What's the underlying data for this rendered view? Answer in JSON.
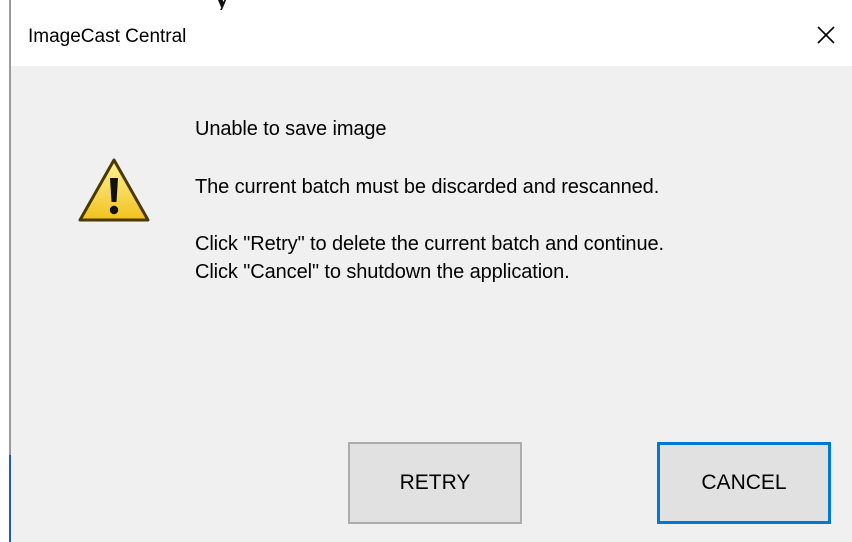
{
  "window": {
    "title": "ImageCast Central",
    "close_icon": "close-icon"
  },
  "message": {
    "icon": "warning-icon",
    "line1": "Unable to save image",
    "line2": "The current batch must be discarded and rescanned.",
    "line3": "Click \"Retry\" to delete the current batch and continue.",
    "line4": "Click \"Cancel\" to shutdown the application."
  },
  "buttons": {
    "retry_label": "RETRY",
    "cancel_label": "CANCEL"
  },
  "colors": {
    "client_bg": "#f0f0f0",
    "button_bg": "#e1e1e1",
    "focus_border": "#0078d7",
    "warning_fill": "#f9d83a"
  }
}
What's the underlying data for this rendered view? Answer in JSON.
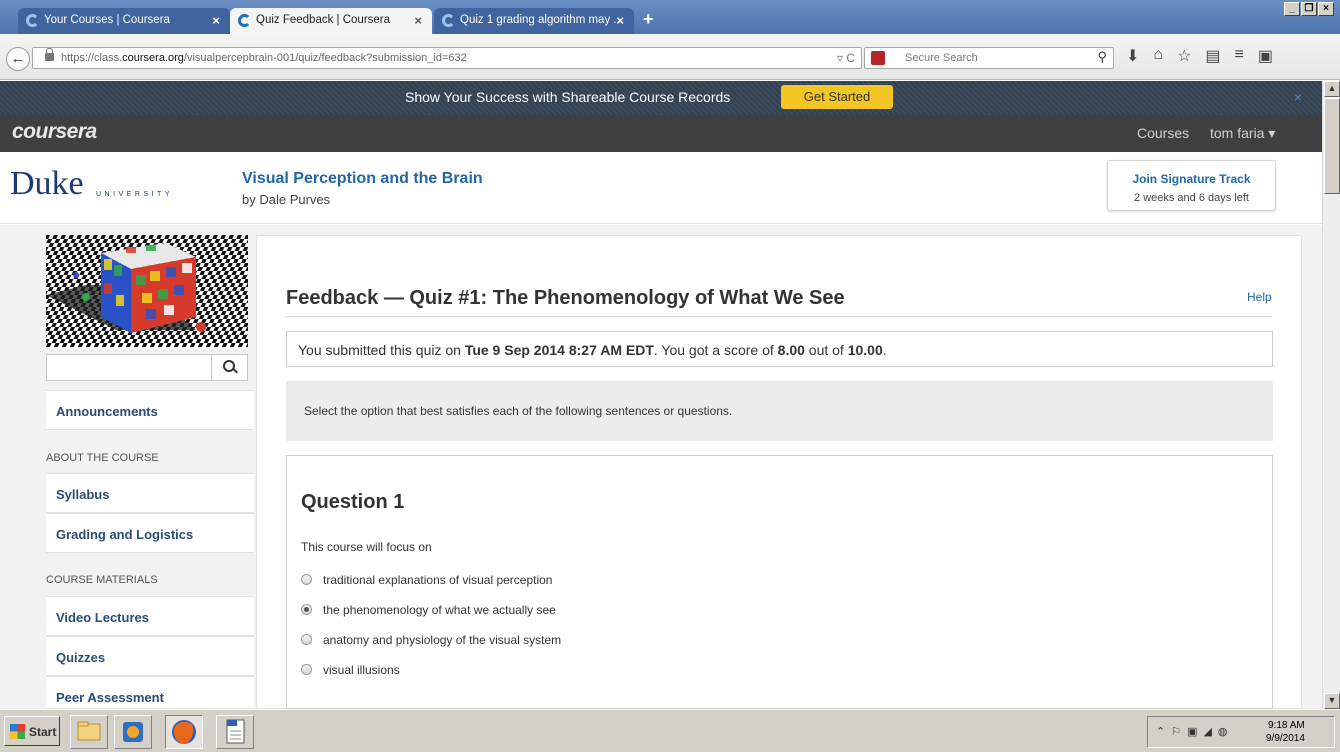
{
  "browser": {
    "tabs": [
      {
        "label": "Your Courses | Coursera",
        "active": false
      },
      {
        "label": "Quiz Feedback | Coursera",
        "active": true
      },
      {
        "label": "Quiz 1 grading algorithm may ...",
        "active": false
      }
    ],
    "url_prefix": "https://class.",
    "url_domain": "coursera.org",
    "url_path": "/visualpercepbrain-001/quiz/feedback?submission_id=632",
    "search_placeholder": "Secure Search"
  },
  "promo": {
    "text": "Show Your Success with Shareable Course Records",
    "button": "Get Started",
    "close": "×"
  },
  "topnav": {
    "logo": "coursera",
    "courses": "Courses",
    "user": "tom faria ▾"
  },
  "header": {
    "university": "Duke",
    "university_sub": "UNIVERSITY",
    "course_title": "Visual Perception and the Brain",
    "instructor": "by Dale Purves",
    "signature": {
      "title": "Join Signature Track",
      "subtitle": "2 weeks and 6 days left"
    }
  },
  "sidebar": {
    "items": [
      {
        "label": "Announcements"
      },
      {
        "label": "Syllabus"
      },
      {
        "label": "Grading and Logistics"
      },
      {
        "label": "Video Lectures"
      },
      {
        "label": "Quizzes"
      },
      {
        "label": "Peer Assessment"
      }
    ],
    "sections": [
      "ABOUT THE COURSE",
      "COURSE MATERIALS"
    ]
  },
  "main": {
    "title": "Feedback — Quiz #1: The Phenomenology of What We See",
    "help": "Help",
    "score": {
      "prefix": "You submitted this quiz on ",
      "date": "Tue 9 Sep 2014 8:27 AM EDT",
      "mid": ". You got a score of ",
      "got": "8.00",
      "outof": " out of ",
      "total": "10.00",
      "end": "."
    },
    "instructions": "Select the option that best satisfies each of the following sentences or questions.",
    "question": {
      "title": "Question 1",
      "text": "This course will focus on",
      "options": [
        {
          "label": "traditional explanations of visual perception",
          "checked": false
        },
        {
          "label": "the phenomenology of what we actually see",
          "checked": true
        },
        {
          "label": "anatomy and physiology of the visual system",
          "checked": false
        },
        {
          "label": "visual illusions",
          "checked": false
        }
      ]
    }
  },
  "taskbar": {
    "start": "Start",
    "time": "9:18 AM",
    "date": "9/9/2014"
  }
}
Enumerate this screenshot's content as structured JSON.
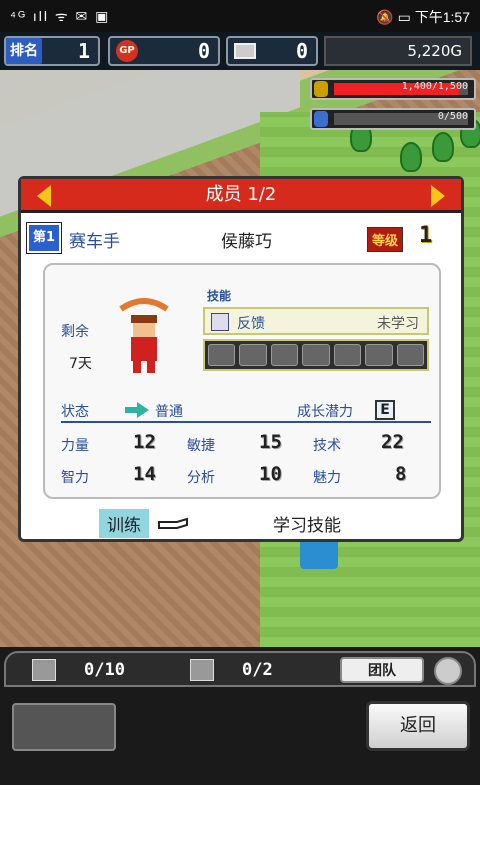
{
  "status_bar": {
    "left": "⁴ᴳ ıll  ᯤ ✉ ▣",
    "right": "🔕 ▭ 下午1:57"
  },
  "hud": {
    "rank_label": "排名",
    "rank_value": "1",
    "gp_label": "GP",
    "gp_value": "0",
    "pc_value": "0",
    "money": "5,220G"
  },
  "bars": [
    {
      "text": "1,400/1,500",
      "fraction": 0.93,
      "icon_color": "#c9a000"
    },
    {
      "text": "0/500",
      "fraction": 0,
      "icon_color": "#3a6fd0"
    }
  ],
  "panel": {
    "title": "成员 1/2",
    "rank_badge": "第1",
    "role": "赛车手",
    "name": "侯藤巧",
    "level_tag": "等级",
    "level": "1",
    "remain_label": "剩余",
    "remain_days": "7天",
    "skills_label": "技能",
    "skill_name": "反馈",
    "skill_status": "未学习",
    "status_label": "状态",
    "status_value": "普通",
    "growth_label": "成长潜力",
    "growth_value": "E",
    "stats": [
      {
        "label": "力量",
        "value": "12"
      },
      {
        "label": "敏捷",
        "value": "15"
      },
      {
        "label": "技术",
        "value": "22"
      },
      {
        "label": "智力",
        "value": "14"
      },
      {
        "label": "分析",
        "value": "10"
      },
      {
        "label": "魅力",
        "value": "8"
      }
    ],
    "train_label": "训练",
    "learn_label": "学习技能"
  },
  "bottom": {
    "tab1": "0/10",
    "tab2": "0/2",
    "team_label": "团队",
    "back_label": "返回"
  }
}
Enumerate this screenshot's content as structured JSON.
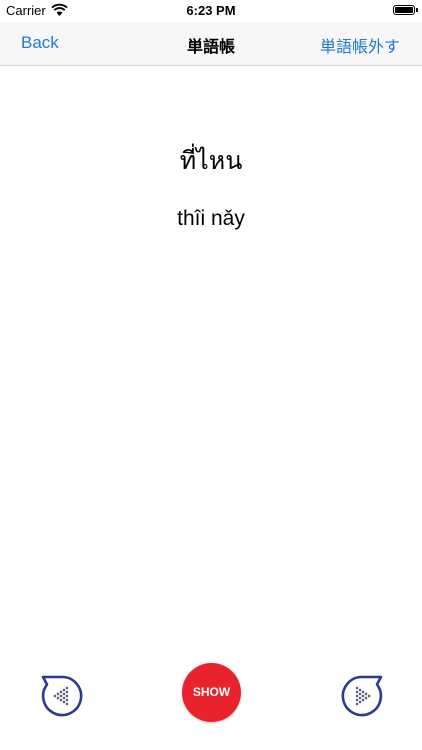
{
  "status_bar": {
    "carrier": "Carrier",
    "time": "6:23 PM",
    "wifi_icon": "wifi-icon",
    "battery_icon": "battery-icon"
  },
  "nav": {
    "back_label": "Back",
    "title": "単語帳",
    "right_label": "単語帳外す"
  },
  "card": {
    "word": "ที่ไหน",
    "romanization": "thîi nǎy"
  },
  "controls": {
    "prev_icon": "previous-arrow-icon",
    "show_label": "SHOW",
    "next_icon": "next-arrow-icon",
    "show_color": "#e8232d",
    "arrow_color": "#2b3a8f"
  },
  "colors": {
    "accent": "#1e7ad4",
    "nav_background": "#f7f7f8"
  }
}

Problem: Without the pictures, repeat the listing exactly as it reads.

Answer below:
What's the underlying data for this rendered view? Answer in JSON.
{
  "window": {
    "title": "ImageCast Central",
    "close_icon": "close-icon"
  },
  "message": {
    "icon": "warning-icon",
    "line1": "Unable to save image",
    "line2": "The current batch must be discarded and rescanned.",
    "line3": "Click \"Retry\" to delete the current batch and continue.",
    "line4": "Click \"Cancel\" to shutdown the application."
  },
  "buttons": {
    "retry_label": "RETRY",
    "cancel_label": "CANCEL"
  },
  "colors": {
    "client_bg": "#f0f0f0",
    "button_bg": "#e1e1e1",
    "focus_border": "#0078d7",
    "warning_fill": "#f9d83a"
  }
}
What's the underlying data for this rendered view? Answer in JSON.
{
  "browser": {
    "tabs": [
      {
        "label": "Your Courses | Coursera",
        "active": false
      },
      {
        "label": "Quiz Feedback | Coursera",
        "active": true
      },
      {
        "label": "Quiz 1 grading algorithm may ...",
        "active": false
      }
    ],
    "url_prefix": "https://class.",
    "url_domain": "coursera.org",
    "url_path": "/visualpercepbrain-001/quiz/feedback?submission_id=632",
    "search_placeholder": "Secure Search"
  },
  "promo": {
    "text": "Show Your Success with Shareable Course Records",
    "button": "Get Started",
    "close": "×"
  },
  "topnav": {
    "logo": "coursera",
    "courses": "Courses",
    "user": "tom faria ▾"
  },
  "header": {
    "university": "Duke",
    "university_sub": "UNIVERSITY",
    "course_title": "Visual Perception and the Brain",
    "instructor": "by Dale Purves",
    "signature": {
      "title": "Join Signature Track",
      "subtitle": "2 weeks and 6 days left"
    }
  },
  "sidebar": {
    "items": [
      {
        "label": "Announcements"
      },
      {
        "label": "Syllabus"
      },
      {
        "label": "Grading and Logistics"
      },
      {
        "label": "Video Lectures"
      },
      {
        "label": "Quizzes"
      },
      {
        "label": "Peer Assessment"
      }
    ],
    "sections": [
      "ABOUT THE COURSE",
      "COURSE MATERIALS"
    ]
  },
  "main": {
    "title": "Feedback — Quiz #1: The Phenomenology of What We See",
    "help": "Help",
    "score": {
      "prefix": "You submitted this quiz on ",
      "date": "Tue 9 Sep 2014 8:27 AM EDT",
      "mid": ". You got a score of ",
      "got": "8.00",
      "outof": " out of ",
      "total": "10.00",
      "end": "."
    },
    "instructions": "Select the option that best satisfies each of the following sentences or questions.",
    "question": {
      "title": "Question 1",
      "text": "This course will focus on",
      "options": [
        {
          "label": "traditional explanations of visual perception",
          "checked": false
        },
        {
          "label": "the phenomenology of what we actually see",
          "checked": true
        },
        {
          "label": "anatomy and physiology of the visual system",
          "checked": false
        },
        {
          "label": "visual illusions",
          "checked": false
        }
      ]
    }
  },
  "taskbar": {
    "start": "Start",
    "time": "9:18 AM",
    "date": "9/9/2014"
  }
}
Enumerate this screenshot's content as structured JSON.
{
  "status_bar": {
    "left": "⁴ᴳ ıll  ᯤ ✉ ▣",
    "right": "🔕 ▭ 下午1:57"
  },
  "hud": {
    "rank_label": "排名",
    "rank_value": "1",
    "gp_label": "GP",
    "gp_value": "0",
    "pc_value": "0",
    "money": "5,220G"
  },
  "bars": [
    {
      "text": "1,400/1,500",
      "fraction": 0.93,
      "icon_color": "#c9a000"
    },
    {
      "text": "0/500",
      "fraction": 0,
      "icon_color": "#3a6fd0"
    }
  ],
  "panel": {
    "title": "成员 1/2",
    "rank_badge": "第1",
    "role": "赛车手",
    "name": "侯藤巧",
    "level_tag": "等级",
    "level": "1",
    "remain_label": "剩余",
    "remain_days": "7天",
    "skills_label": "技能",
    "skill_name": "反馈",
    "skill_status": "未学习",
    "status_label": "状态",
    "status_value": "普通",
    "growth_label": "成长潜力",
    "growth_value": "E",
    "stats": [
      {
        "label": "力量",
        "value": "12"
      },
      {
        "label": "敏捷",
        "value": "15"
      },
      {
        "label": "技术",
        "value": "22"
      },
      {
        "label": "智力",
        "value": "14"
      },
      {
        "label": "分析",
        "value": "10"
      },
      {
        "label": "魅力",
        "value": "8"
      }
    ],
    "train_label": "训练",
    "learn_label": "学习技能"
  },
  "bottom": {
    "tab1": "0/10",
    "tab2": "0/2",
    "team_label": "团队",
    "back_label": "返回"
  }
}
Enumerate this screenshot's content as structured JSON.
{
  "status_bar": {
    "carrier": "Carrier",
    "time": "6:23 PM",
    "wifi_icon": "wifi-icon",
    "battery_icon": "battery-icon"
  },
  "nav": {
    "back_label": "Back",
    "title": "単語帳",
    "right_label": "単語帳外す"
  },
  "card": {
    "word": "ที่ไหน",
    "romanization": "thîi nǎy"
  },
  "controls": {
    "prev_icon": "previous-arrow-icon",
    "show_label": "SHOW",
    "next_icon": "next-arrow-icon",
    "show_color": "#e8232d",
    "arrow_color": "#2b3a8f"
  },
  "colors": {
    "accent": "#1e7ad4",
    "nav_background": "#f7f7f8"
  }
}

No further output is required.